#### [Work item]
Reproduce all entries precisely, down to the last character.

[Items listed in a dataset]
------------------------------------------------------------------------

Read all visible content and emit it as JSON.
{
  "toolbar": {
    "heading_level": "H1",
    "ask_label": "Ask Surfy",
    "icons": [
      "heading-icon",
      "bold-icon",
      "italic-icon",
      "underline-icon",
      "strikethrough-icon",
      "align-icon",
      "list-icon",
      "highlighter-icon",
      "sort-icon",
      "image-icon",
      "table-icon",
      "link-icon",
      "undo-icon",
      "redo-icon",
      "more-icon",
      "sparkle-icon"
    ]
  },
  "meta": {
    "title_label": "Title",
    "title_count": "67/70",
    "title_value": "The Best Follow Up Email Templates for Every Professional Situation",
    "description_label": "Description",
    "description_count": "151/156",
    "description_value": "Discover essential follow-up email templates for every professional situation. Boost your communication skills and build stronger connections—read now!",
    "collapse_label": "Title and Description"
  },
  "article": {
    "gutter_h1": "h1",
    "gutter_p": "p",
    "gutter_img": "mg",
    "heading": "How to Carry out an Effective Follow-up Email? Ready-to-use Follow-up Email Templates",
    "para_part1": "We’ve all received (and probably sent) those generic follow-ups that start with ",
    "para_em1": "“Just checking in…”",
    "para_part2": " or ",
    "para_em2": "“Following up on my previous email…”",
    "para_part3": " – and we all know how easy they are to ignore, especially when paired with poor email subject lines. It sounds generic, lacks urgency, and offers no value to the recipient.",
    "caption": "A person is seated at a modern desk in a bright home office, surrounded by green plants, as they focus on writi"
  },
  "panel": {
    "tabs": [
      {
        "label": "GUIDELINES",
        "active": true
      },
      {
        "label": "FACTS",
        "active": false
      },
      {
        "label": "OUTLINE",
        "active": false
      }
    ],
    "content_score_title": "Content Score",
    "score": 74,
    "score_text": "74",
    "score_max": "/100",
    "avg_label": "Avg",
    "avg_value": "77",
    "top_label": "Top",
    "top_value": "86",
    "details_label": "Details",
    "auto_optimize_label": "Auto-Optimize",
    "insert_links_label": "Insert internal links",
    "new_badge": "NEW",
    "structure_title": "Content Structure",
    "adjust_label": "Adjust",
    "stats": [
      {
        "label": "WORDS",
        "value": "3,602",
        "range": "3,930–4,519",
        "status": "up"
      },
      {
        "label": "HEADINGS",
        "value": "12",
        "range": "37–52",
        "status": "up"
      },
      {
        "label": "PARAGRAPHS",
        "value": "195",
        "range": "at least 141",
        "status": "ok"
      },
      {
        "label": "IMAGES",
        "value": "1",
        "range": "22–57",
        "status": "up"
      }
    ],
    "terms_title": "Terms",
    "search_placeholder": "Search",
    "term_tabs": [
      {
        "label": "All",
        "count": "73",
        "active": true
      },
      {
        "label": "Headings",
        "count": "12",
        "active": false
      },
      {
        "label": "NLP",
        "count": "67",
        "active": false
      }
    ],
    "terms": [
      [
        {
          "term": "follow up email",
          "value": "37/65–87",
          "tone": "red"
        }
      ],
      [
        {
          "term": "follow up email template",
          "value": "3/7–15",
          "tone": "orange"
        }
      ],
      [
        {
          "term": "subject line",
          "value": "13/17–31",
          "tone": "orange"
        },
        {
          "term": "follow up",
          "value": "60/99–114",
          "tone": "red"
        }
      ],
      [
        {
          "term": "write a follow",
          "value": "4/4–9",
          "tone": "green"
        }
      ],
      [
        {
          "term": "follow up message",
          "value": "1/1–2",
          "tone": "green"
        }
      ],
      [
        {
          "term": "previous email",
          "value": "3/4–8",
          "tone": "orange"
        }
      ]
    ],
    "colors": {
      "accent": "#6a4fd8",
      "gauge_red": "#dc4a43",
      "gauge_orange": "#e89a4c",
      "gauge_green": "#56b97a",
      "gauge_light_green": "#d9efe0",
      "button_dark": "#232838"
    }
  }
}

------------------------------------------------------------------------

#### [Output of the task]
Read all visible content and emit it as JSON.
{
  "toolbar": {
    "heading_level": "H1",
    "ask_label": "Ask Surfy",
    "icons": [
      "heading-icon",
      "bold-icon",
      "italic-icon",
      "underline-icon",
      "strikethrough-icon",
      "align-icon",
      "list-icon",
      "highlighter-icon",
      "sort-icon",
      "image-icon",
      "table-icon",
      "link-icon",
      "undo-icon",
      "redo-icon",
      "more-icon",
      "sparkle-icon"
    ]
  },
  "meta": {
    "title_label": "Title",
    "title_count": "67/70",
    "title_value": "The Best Follow Up Email Templates for Every Professional Situation",
    "description_label": "Description",
    "description_count": "151/156",
    "description_value": "Discover essential follow-up email templates for every professional situation. Boost your communication skills and build stronger connections—read now!",
    "collapse_label": "Title and Description"
  },
  "article": {
    "gutter_h1": "h1",
    "gutter_p": "p",
    "gutter_img": "mg",
    "heading": "How to Carry out an Effective Follow-up Email? Ready-to-use Follow-up Email Templates",
    "para_part1": "We’ve all received (and probably sent) those generic follow-ups that start with ",
    "para_em1": "“Just checking in…”",
    "para_part2": " or ",
    "para_em2": "“Following up on my previous email…”",
    "para_part3": " – and we all know how easy they are to ignore, especially when paired with poor email subject lines. It sounds generic, lacks urgency, and offers no value to the recipient.",
    "caption": "A person is seated at a modern desk in a bright home office, surrounded by green plants, as they focus on writi"
  },
  "panel": {
    "tabs": [
      {
        "label": "GUIDELINES",
        "active": true
      },
      {
        "label": "FACTS",
        "active": false
      },
      {
        "label": "OUTLINE",
        "active": false
      }
    ],
    "content_score_title": "Content Score",
    "score": 74,
    "score_text": "74",
    "score_max": "/100",
    "avg_label": "Avg",
    "avg_value": "77",
    "top_label": "Top",
    "top_value": "86",
    "details_label": "Details",
    "auto_optimize_label": "Auto-Optimize",
    "insert_links_label": "Insert internal links",
    "new_badge": "NEW",
    "structure_title": "Content Structure",
    "adjust_label": "Adjust",
    "stats": [
      {
        "label": "WORDS",
        "value": "3,602",
        "range": "3,930–4,519",
        "status": "up"
      },
      {
        "label": "HEADINGS",
        "value": "12",
        "range": "37–52",
        "status": "up"
      },
      {
        "label": "PARAGRAPHS",
        "value": "195",
        "range": "at least 141",
        "status": "ok"
      },
      {
        "label": "IMAGES",
        "value": "1",
        "range": "22–57",
        "status": "up"
      }
    ],
    "terms_title": "Terms",
    "search_placeholder": "Search",
    "term_tabs": [
      {
        "label": "All",
        "count": "73",
        "active": true
      },
      {
        "label": "Headings",
        "count": "12",
        "active": false
      },
      {
        "label": "NLP",
        "count": "67",
        "active": false
      }
    ],
    "terms": [
      [
        {
          "term": "follow up email",
          "value": "37/65–87",
          "tone": "red"
        }
      ],
      [
        {
          "term": "follow up email template",
          "value": "3/7–15",
          "tone": "orange"
        }
      ],
      [
        {
          "term": "subject line",
          "value": "13/17–31",
          "tone": "orange"
        },
        {
          "term": "follow up",
          "value": "60/99–114",
          "tone": "red"
        }
      ],
      [
        {
          "term": "write a follow",
          "value": "4/4–9",
          "tone": "green"
        }
      ],
      [
        {
          "term": "follow up message",
          "value": "1/1–2",
          "tone": "green"
        }
      ],
      [
        {
          "term": "previous email",
          "value": "3/4–8",
          "tone": "orange"
        }
      ]
    ],
    "colors": {
      "accent": "#6a4fd8",
      "gauge_red": "#dc4a43",
      "gauge_orange": "#e89a4c",
      "gauge_green": "#56b97a",
      "gauge_light_green": "#d9efe0",
      "button_dark": "#232838"
    }
  }
}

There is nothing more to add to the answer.